§ Task instructions: Lines in the listing below that include the word "title" need to be copied.

§ Data section:
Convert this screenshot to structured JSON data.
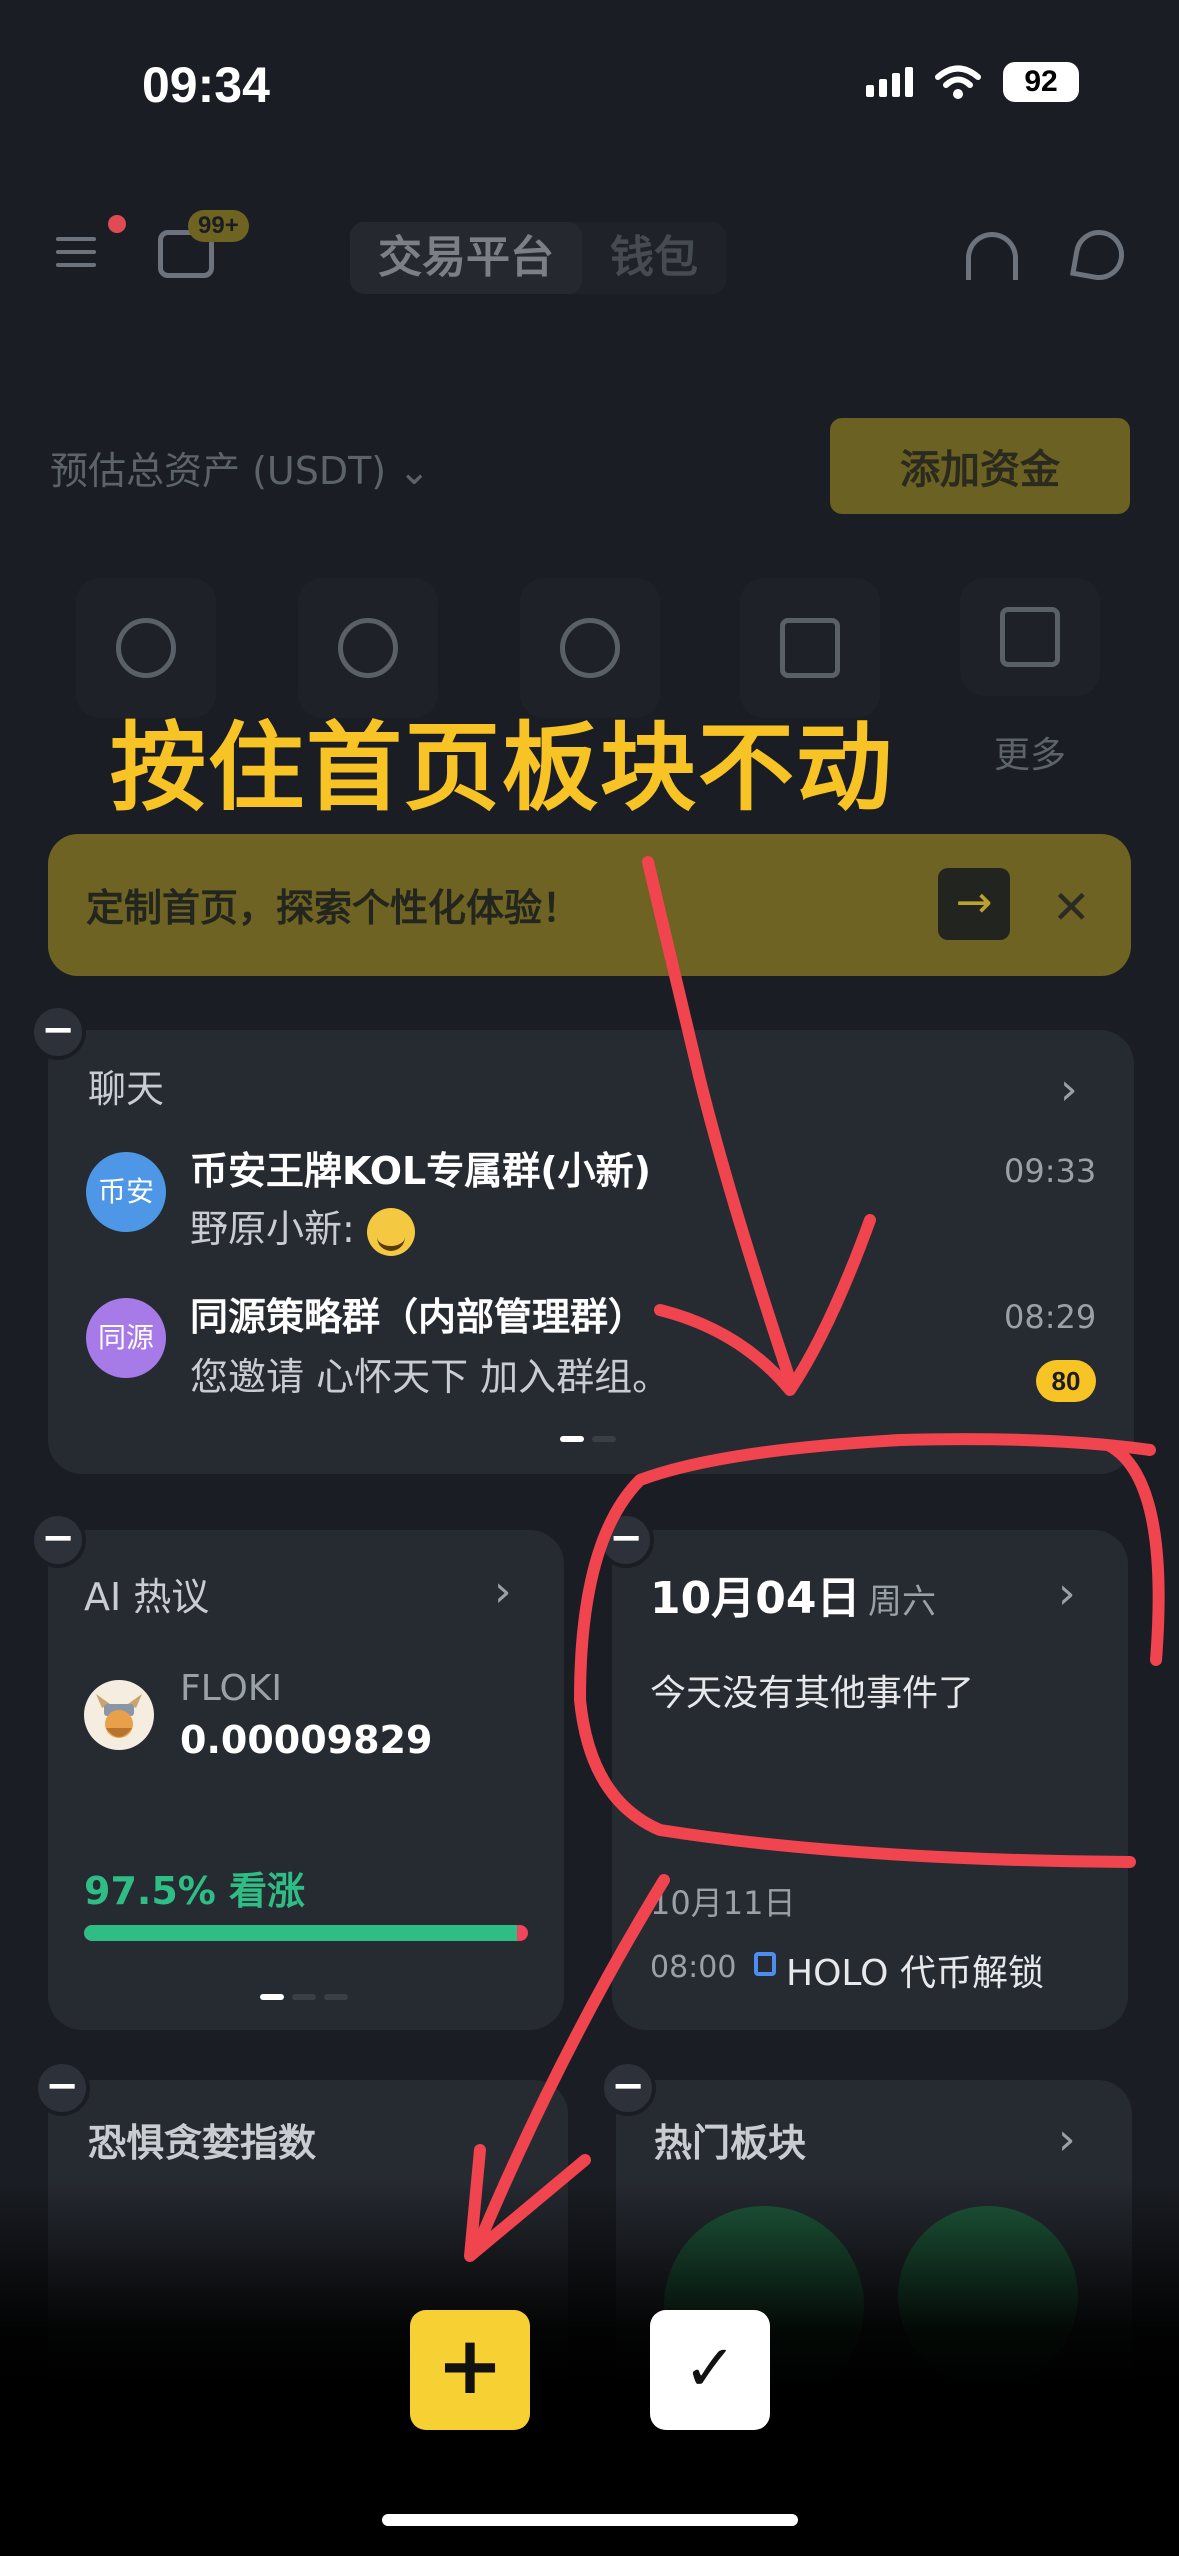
{
  "status": {
    "time": "09:34",
    "battery": "92"
  },
  "header": {
    "badge": "99+",
    "tab_exchange": "交易平台",
    "tab_wallet": "钱包"
  },
  "assets": {
    "label": "预估总资产 (USDT)",
    "add_funds": "添加资金"
  },
  "quick_actions": {
    "more_label": "更多"
  },
  "overlay": {
    "instruction": "按住首页板块不动"
  },
  "promo": {
    "text": "定制首页，探索个性化体验！"
  },
  "chat": {
    "title": "聊天",
    "items": [
      {
        "avatar": "币安",
        "name": "币安王牌KOL专属群(小新)",
        "message": "野原小新:",
        "time": "09:33"
      },
      {
        "avatar": "同源",
        "name": "同源策略群（内部管理群）",
        "message": "您邀请 心怀天下 加入群组。",
        "time": "08:29",
        "badge": "80"
      }
    ]
  },
  "ai": {
    "title": "AI 热议",
    "coin": "FLOKI",
    "price": "0.00009829",
    "sentiment": "97.5% 看涨",
    "bull_fraction": 0.975
  },
  "calendar": {
    "date": "10月04日",
    "weekday": "周六",
    "no_events": "今天没有其他事件了",
    "next_date": "10月11日",
    "event_time": "08:00",
    "event": "HOLO 代币解锁"
  },
  "fear": {
    "title": "恐惧贪婪指数"
  },
  "hot": {
    "title": "热门板块"
  },
  "colors": {
    "accent": "#f7c325",
    "bull": "#2ebd85",
    "bear": "#f0455b",
    "annotation": "#f0444e"
  }
}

§ Output:
    "title": "聊天",
    "title": "AI 热议",
    "title": "恐惧贪婪指数"
    "title": "热门板块"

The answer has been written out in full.